Research by the British Council in seven countries reveals a widespread lack of understanding of the global scale and impact of the First World War.
The report, Remember the World as well as the War, shows that knowledge of the conflict – which began 100 years ago this year – is largely limited to the fighting on the Western Front. Less than a third of 7488 people questioned are aware that the Middle East (29%) and North America (28%) played a part in the war, and less than one in five are aware that Asia (17%) and Africa (11%) were involved.
The British Council calls on the world to use the centenary commemorations to create a better understanding of the global nature of the war – recognising its ongoing impact on trust and understanding between the UK and countries around the world.
Download a PDF version of the full report from
Lesser-known facts about the global scale of the war, highlighted in the report, include:
Gandhi’s first civil disobedience campaign against British authority in 1919 stemmed from the unrealised hope that India’s contribution to the First World War of around 1.5 million men would be honoured with a transition to self-government.
More than one million African auxiliary personnel were – sometimes forcibly – deployed in the war. About 100,000 died.

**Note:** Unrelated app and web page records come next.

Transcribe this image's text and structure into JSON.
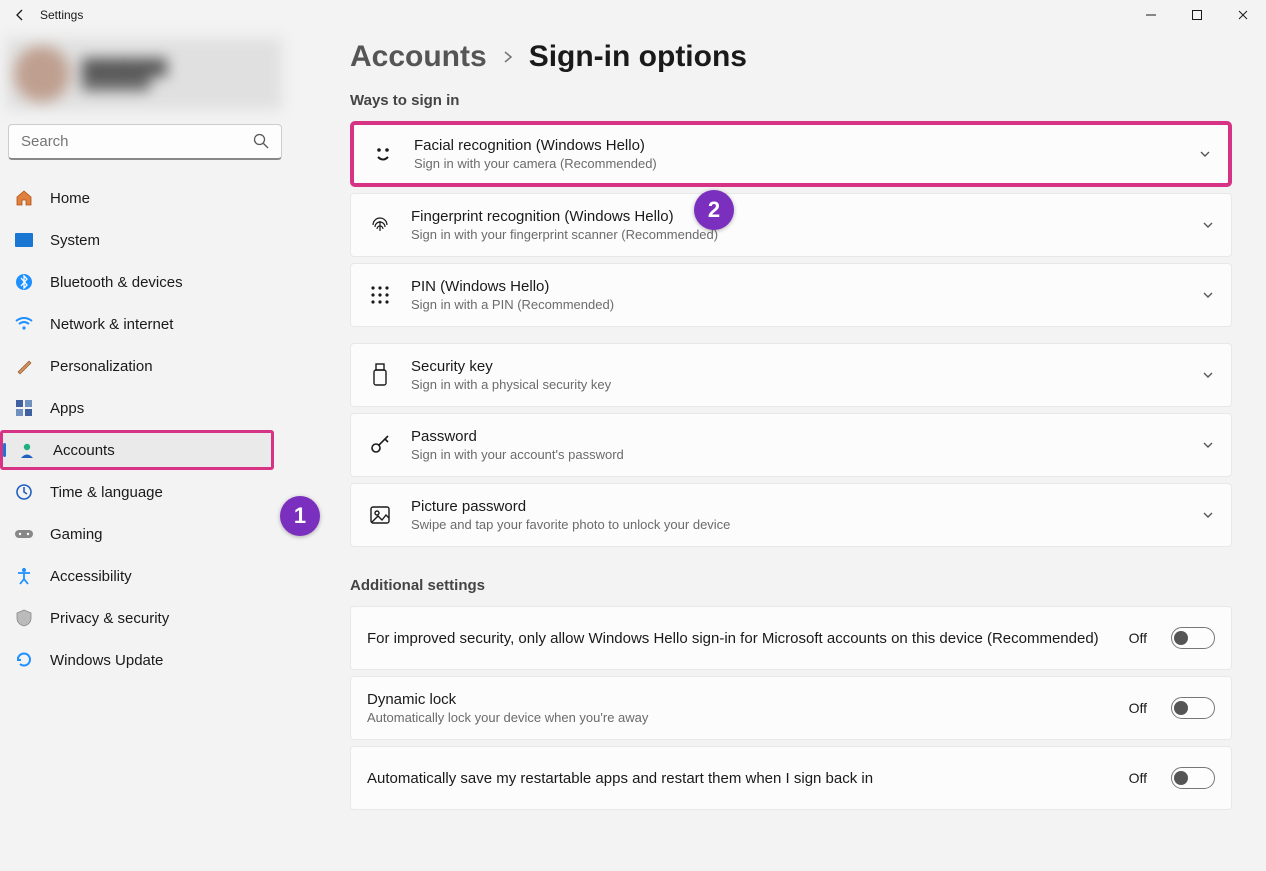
{
  "window": {
    "title": "Settings"
  },
  "search": {
    "placeholder": "Search"
  },
  "sidebar": {
    "items": [
      {
        "label": "Home",
        "icon": "home-icon"
      },
      {
        "label": "System",
        "icon": "system-icon"
      },
      {
        "label": "Bluetooth & devices",
        "icon": "bluetooth-icon"
      },
      {
        "label": "Network & internet",
        "icon": "wifi-icon"
      },
      {
        "label": "Personalization",
        "icon": "brush-icon"
      },
      {
        "label": "Apps",
        "icon": "apps-icon"
      },
      {
        "label": "Accounts",
        "icon": "person-icon"
      },
      {
        "label": "Time & language",
        "icon": "globe-clock-icon"
      },
      {
        "label": "Gaming",
        "icon": "gamepad-icon"
      },
      {
        "label": "Accessibility",
        "icon": "accessibility-icon"
      },
      {
        "label": "Privacy & security",
        "icon": "shield-icon"
      },
      {
        "label": "Windows Update",
        "icon": "update-icon"
      }
    ]
  },
  "breadcrumb": {
    "parent": "Accounts",
    "current": "Sign-in options"
  },
  "sections": {
    "ways": {
      "title": "Ways to sign in",
      "cards": [
        {
          "title": "Facial recognition (Windows Hello)",
          "desc": "Sign in with your camera (Recommended)"
        },
        {
          "title": "Fingerprint recognition (Windows Hello)",
          "desc": "Sign in with your fingerprint scanner (Recommended)"
        },
        {
          "title": "PIN (Windows Hello)",
          "desc": "Sign in with a PIN (Recommended)"
        },
        {
          "title": "Security key",
          "desc": "Sign in with a physical security key"
        },
        {
          "title": "Password",
          "desc": "Sign in with your account's password"
        },
        {
          "title": "Picture password",
          "desc": "Swipe and tap your favorite photo to unlock your device"
        }
      ]
    },
    "additional": {
      "title": "Additional settings",
      "rows": [
        {
          "title": "For improved security, only allow Windows Hello sign-in for Microsoft accounts on this device (Recommended)",
          "desc": "",
          "state": "Off"
        },
        {
          "title": "Dynamic lock",
          "desc": "Automatically lock your device when you're away",
          "state": "Off"
        },
        {
          "title": "Automatically save my restartable apps and restart them when I sign back in",
          "desc": "",
          "state": "Off"
        }
      ]
    }
  },
  "annotations": {
    "callout1": "1",
    "callout2": "2"
  }
}
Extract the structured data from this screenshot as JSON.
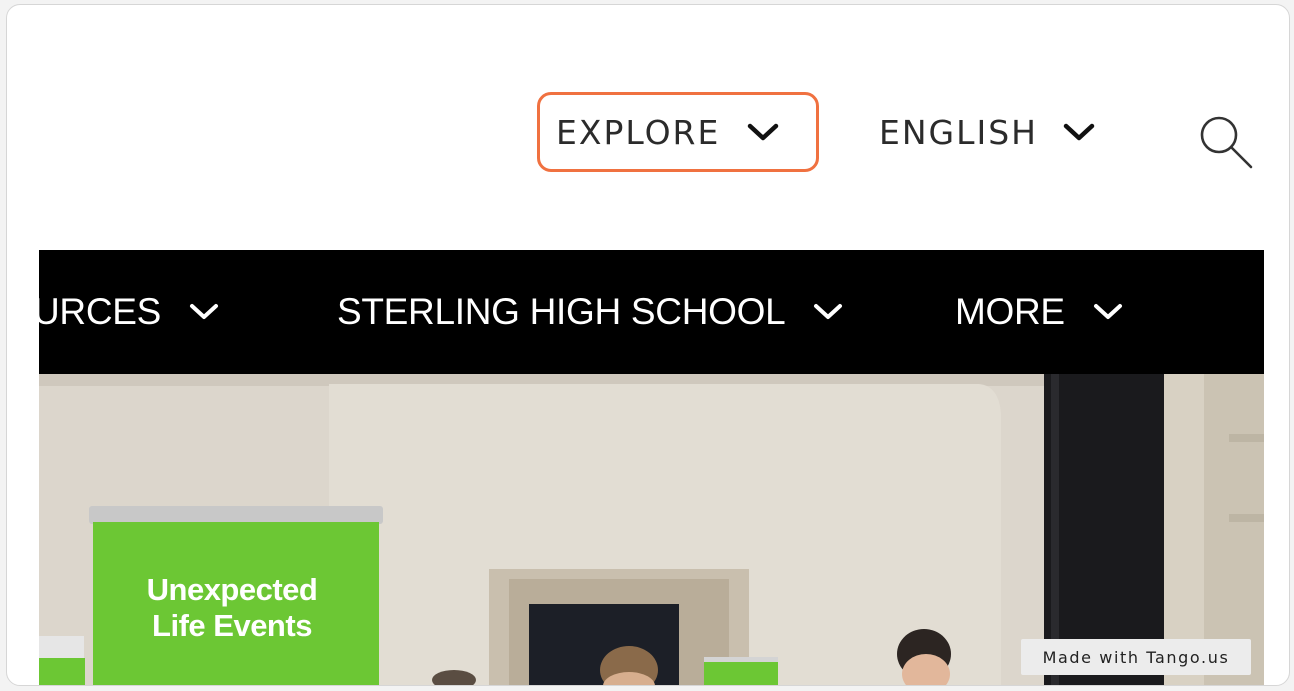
{
  "header": {
    "explore_label": "EXPLORE",
    "language_label": "ENGLISH"
  },
  "nav": {
    "items": [
      {
        "label": "URCES"
      },
      {
        "label": "STERLING HIGH SCHOOL"
      },
      {
        "label": "MORE"
      }
    ]
  },
  "hero": {
    "banner_text_line1": "Unexpected",
    "banner_text_line2": "Life Events"
  },
  "watermark": "Made with Tango.us",
  "colors": {
    "highlight": "#f07140",
    "navbar": "#000000",
    "banner_green": "#6cc734"
  }
}
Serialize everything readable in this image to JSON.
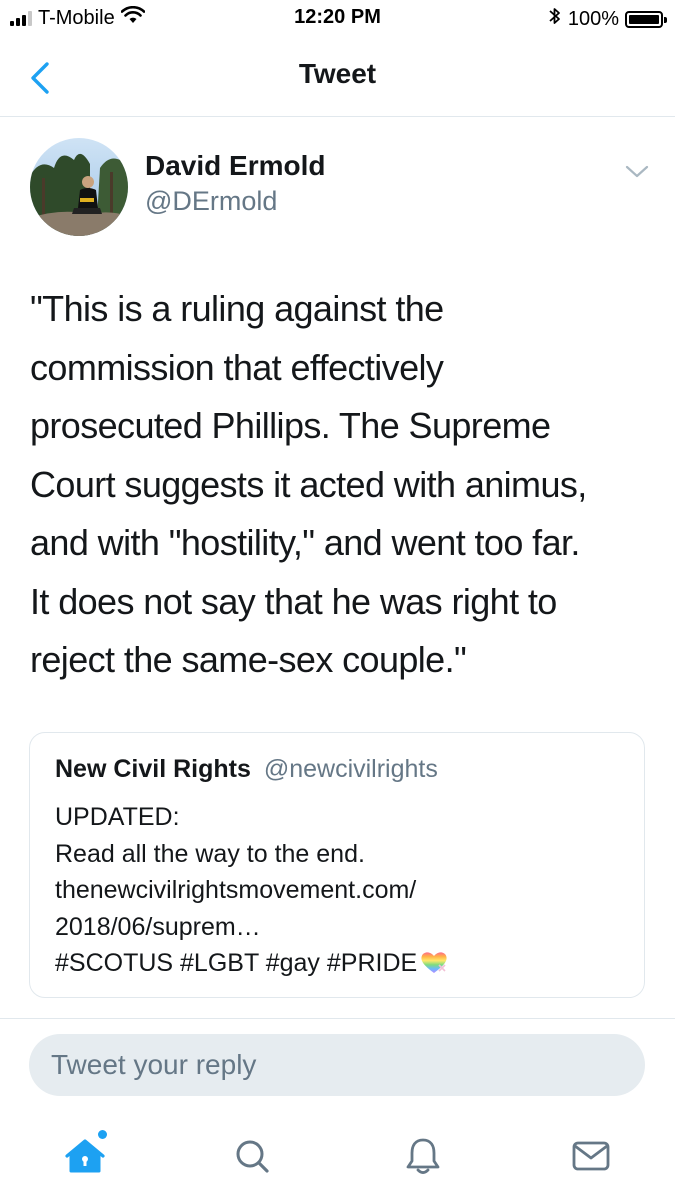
{
  "status_bar": {
    "carrier": "T-Mobile",
    "time": "12:20 PM",
    "battery_percent": "100%",
    "battery_level": 1.0,
    "signal_bars_filled": 3,
    "signal_bars_total": 4,
    "icons": [
      "signal-icon",
      "wifi-icon",
      "bluetooth-icon",
      "battery-icon"
    ]
  },
  "header": {
    "title": "Tweet",
    "back_icon": "chevron-left-icon"
  },
  "tweet": {
    "author_name": "David Ermold",
    "author_handle": "@DErmold",
    "text_lines": [
      "\"This is a ruling against the",
      "commission that effectively",
      "prosecuted Phillips. The Supreme",
      "Court suggests it acted with animus,",
      "and with \"hostility,\" and went too far.",
      "It does not say that he was right to",
      "reject the same-sex couple.\""
    ],
    "options_icon": "chevron-down-icon"
  },
  "quoted_tweet": {
    "author_name": "New Civil Rights",
    "author_handle": "@newcivilrights",
    "text_lines": [
      "UPDATED:",
      "Read all the way to the end.",
      "thenewcivilrightsmovement.com/",
      "2018/06/suprem…",
      "#SCOTUS #LGBT #gay #PRIDE"
    ],
    "emoji": "rainbow-heart-emoji"
  },
  "reply": {
    "placeholder": "Tweet your reply"
  },
  "tab_bar": {
    "items": [
      "home-icon",
      "search-icon",
      "notifications-icon",
      "messages-icon"
    ],
    "active": "home-icon"
  },
  "colors": {
    "accent": "#1da1f2",
    "text": "#14171a",
    "secondary_text": "#657786",
    "border": "#e1e8ed",
    "reply_bg": "#e6ecf0"
  }
}
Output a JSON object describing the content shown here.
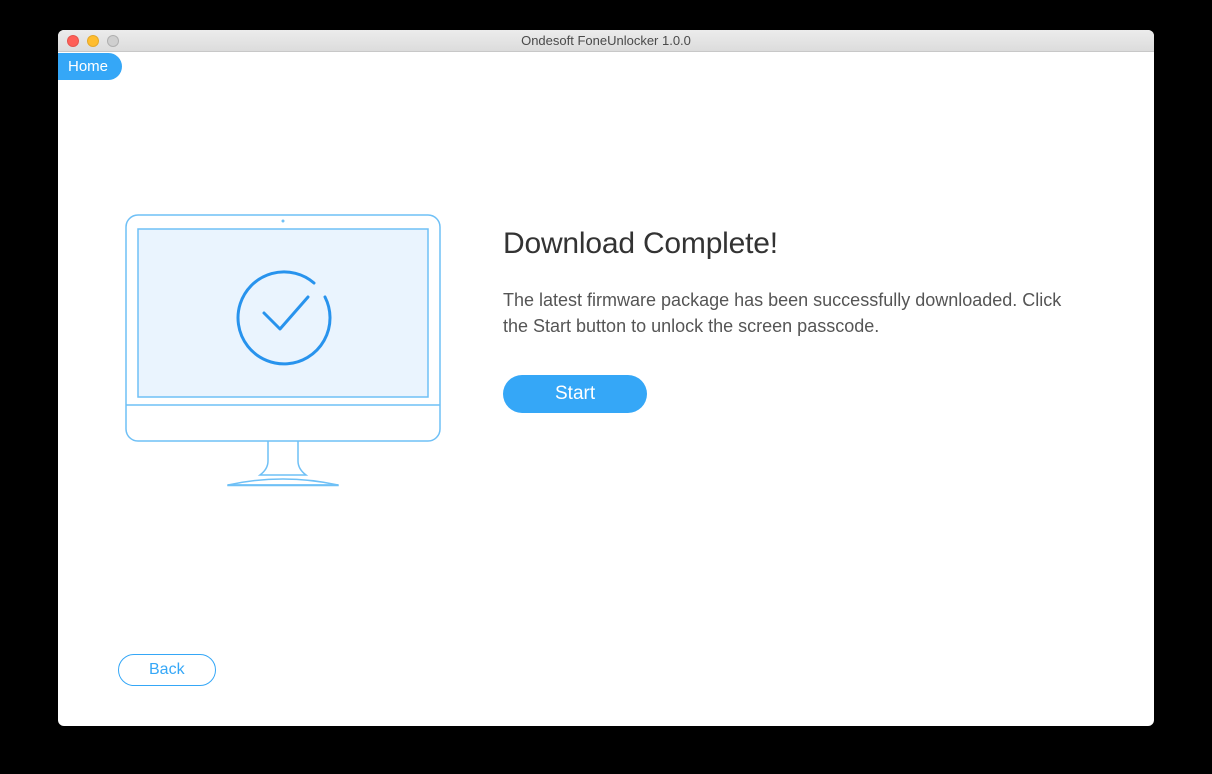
{
  "window": {
    "title": "Ondesoft FoneUnlocker 1.0.0"
  },
  "nav": {
    "home_label": "Home"
  },
  "main": {
    "heading": "Download Complete!",
    "description": "The latest firmware package has been successfully downloaded. Click the Start button to unlock the screen passcode.",
    "start_label": "Start"
  },
  "footer": {
    "back_label": "Back"
  },
  "icons": {
    "illustration": "imac-checkmark-icon"
  },
  "colors": {
    "accent": "#35a7f7",
    "imac_stroke": "#6fc0f6",
    "screen_fill": "#eaf4fe"
  }
}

However, these facts are much better-known in the countries affected, and can contribute significantly to attitudes to the UK today. The research for the report was carried out for the British Council by YouGov in Egypt, France, Germany, India, Russia, Turkey and the UK. In each country, between 1000 and 1200 people were surveyed in an online poll.